Hi Ian! Thanks for joining us today on Night Owl Reviews. To get us started, what is your latest book?
Twitter In 30 Minutes (3rd Edition): How to connect with interesting people, write great tweets, and find information that's relevant to you
What's your book about?
The third edition of Twitter In 30 Minutes is a short guide that’s not only intended to help people get up to speed with Twitter, but also show what’s possible with the social network. I think that’s something that a lot of “how to” guides don’t do particularly well. There are lots of examples, from a food truck to a famous celebrity and even a cat! I also show how everyday people use Twitter to connect with other people, share information, and better understand the world around them.
The book is aimed at newbies as well as people who have tried Twitter but never really got the hang of it. However, some experienced Twitter users have told me they discovered something new after reading earlier editions of the book.
What should readers expect from you titles?
When people pick up an In 30 Minutes guide, they can expect to learn a mildly complex topic in a short period of time. I avoid confusing or overly technical explanations and really try to put the reader at ease. Someone once left a review for Excel Basics In 30 Minutes that said the book’s tone was more like a friend or co-worker explaining how to use Excel than a technical manual. That was a great compliment and one that validated my approach with the In 30 Minutes series.
What's your writing process like?
I started my professional writing career as a television and newspaper journalist, but my go-to writing process derives from blogging. Over the years I have written thousands of blog posts. I love the easy-going conversational style, and I have applied that style to about a half-dozen In 30 Minutes guides. The books are short, and I structure many of the sections like blog posts. It usually takes me a few months writing nights and weekends to finish a manuscript.

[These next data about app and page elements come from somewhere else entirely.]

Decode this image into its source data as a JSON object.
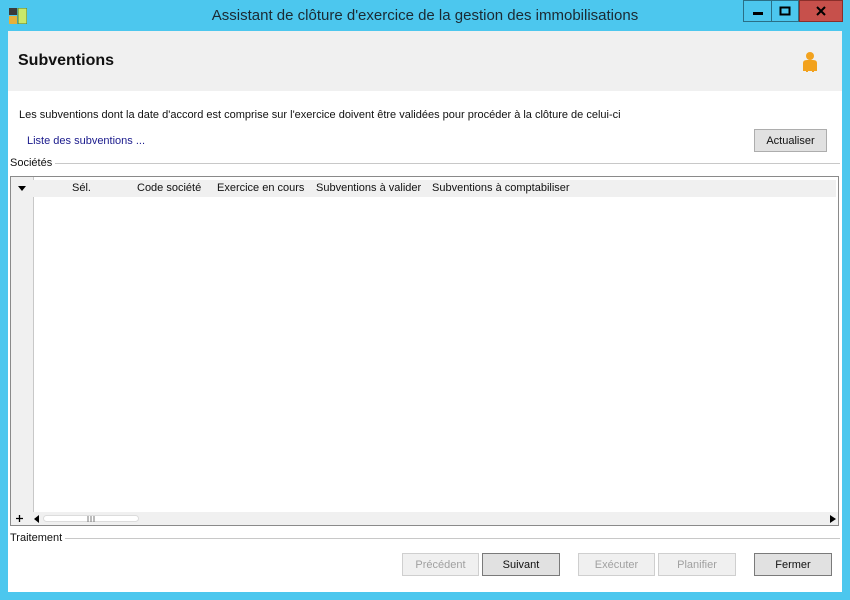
{
  "window": {
    "title": "Assistant de clôture d'exercice de la gestion des immobilisations",
    "buttons": {
      "minimize": "minimize-icon",
      "maximize": "maximize-icon",
      "close": "close-icon"
    }
  },
  "header": {
    "title": "Subventions",
    "icon": "person-icon"
  },
  "content": {
    "description": "Les subventions dont la date d'accord est comprise sur l'exercice doivent être validées pour procéder à la clôture de celui-ci",
    "list_link": "Liste des subventions ...",
    "refresh_label": "Actualiser"
  },
  "societes_group": {
    "label": "Sociétés",
    "columns": [
      "Sél.",
      "Code société",
      "Exercice en cours",
      "Subventions à valider",
      "Subventions à comptabiliser"
    ],
    "rows": []
  },
  "traitement_group": {
    "label": "Traitement"
  },
  "footer": {
    "previous_label": "Précédent",
    "next_label": "Suivant",
    "execute_label": "Exécuter",
    "schedule_label": "Planifier",
    "close_label": "Fermer"
  },
  "colors": {
    "title_bar": "#4cc7ee",
    "close_button": "#c7504b",
    "header_bg": "#f0f0f0",
    "link": "#1a1a8c"
  }
}
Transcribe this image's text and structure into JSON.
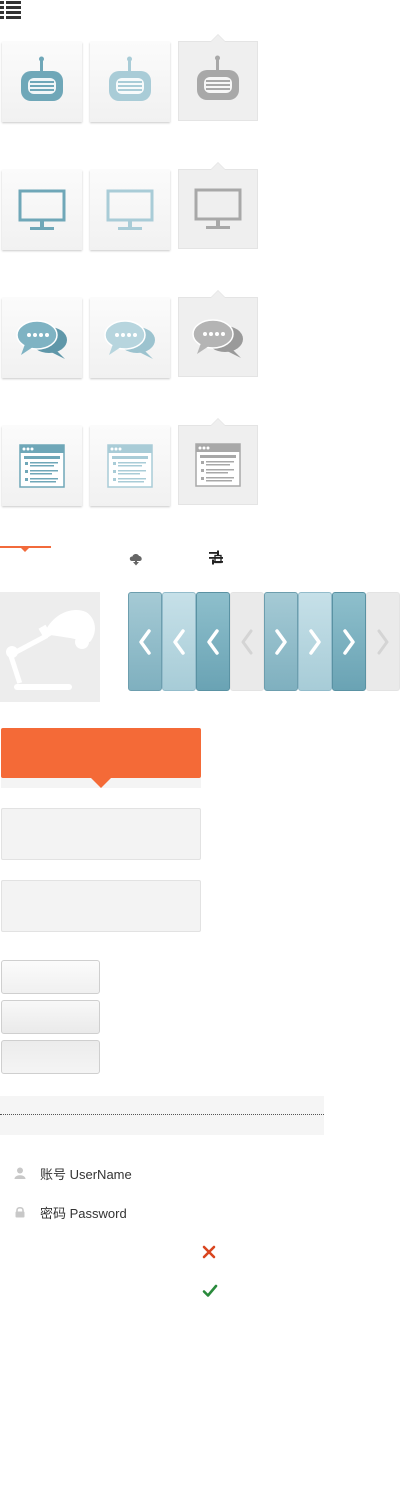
{
  "sprite_icons": [
    "radio-icon",
    "monitor-icon",
    "chat-bubbles-icon",
    "browser-window-icon"
  ],
  "sprite_states": [
    "normal",
    "light",
    "active"
  ],
  "colors": {
    "teal": "#6fa7b8",
    "teal_light": "#a9ccd7",
    "gray": "#a8a8a8",
    "orange": "#f46a37",
    "error_red": "#d9451f",
    "success_green": "#2a8a3c"
  },
  "form": {
    "username_label": "账号 UserName",
    "password_label": "密码 Password"
  },
  "status": {
    "error_symbol": "✕",
    "success_symbol": "✓"
  }
}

I have also tried NaNoWriMo for a science fiction title and am working with a professional development editor on a business book about Lean Media (more on that below).
What's next for you as an author?
I am in the process of writing a business book about Lean Media, which is a framework for creators of media such as books, film, website content, videogames, and music. This is an important framework, in that it can help other media people create new and innovative media using fewer resources and working more closely with audiences. The book will include many well-known examples, from The Simpsons to Stephen King, but there will also be lots of “ordinary” examples as well as tools that authors and other creators can use to develop new media. I will be posting blog posts and updates on leanmedia.org.
What is your favorite way to procrastinate?
Unfortunately, the Internet provides far too many distractions. At least I try to make my procrastination somewhat useful during the day — I like to browse the author community on Kboards for tips and also to share advice. I am also a big Twitter fan, and use my personal (@ilamont) and work account (@in30minutes) to connect with people and follow interesting topics. To keep myself from glancing at Internet distractions, I use special tools to lock down my browser during certain times during the day. One example is Leechblock for Firefox. I also find that the evening is the best time for me to work, because most other people are watching TV or asleep!
Do you have a favorite or interesting reader meet moment?
In the back of Twitter In 30 Minutes I printed my Twitter handle (@ilamont) and encourage readers to connect. Scores of people have done so, including entrepreneurs, students, retirees, teachers, and many other people from all over the world. I follow all of them back, and it’s interesting to get a glimpse into their lives and know that Twitter brought us together!
What technological advancement could you not live without?
The Internet. It is such a transformative technology and it is so exciting to be able to participate in conversations and activities that would never have been possible before the advent of Internet technologies such as the World Wide Web. I was a young adult when I discovered it in the 1990s, and knew that I wanted to get involved in working in an Internet-related field. I learned HTML and some other Web technologies, started creating websites, and later worked on professional websites. When I was in grad school I actually had a chance to take a class with Tim Berners-Lee, the creator of the World Wide Web. It was amazing … like being able to study under Gutenberg!
Thanks so much for taking the time to join us.
Thanks for having me! I think your service is a great resource for people who want to get a handle on the best new books hitting the marketplace.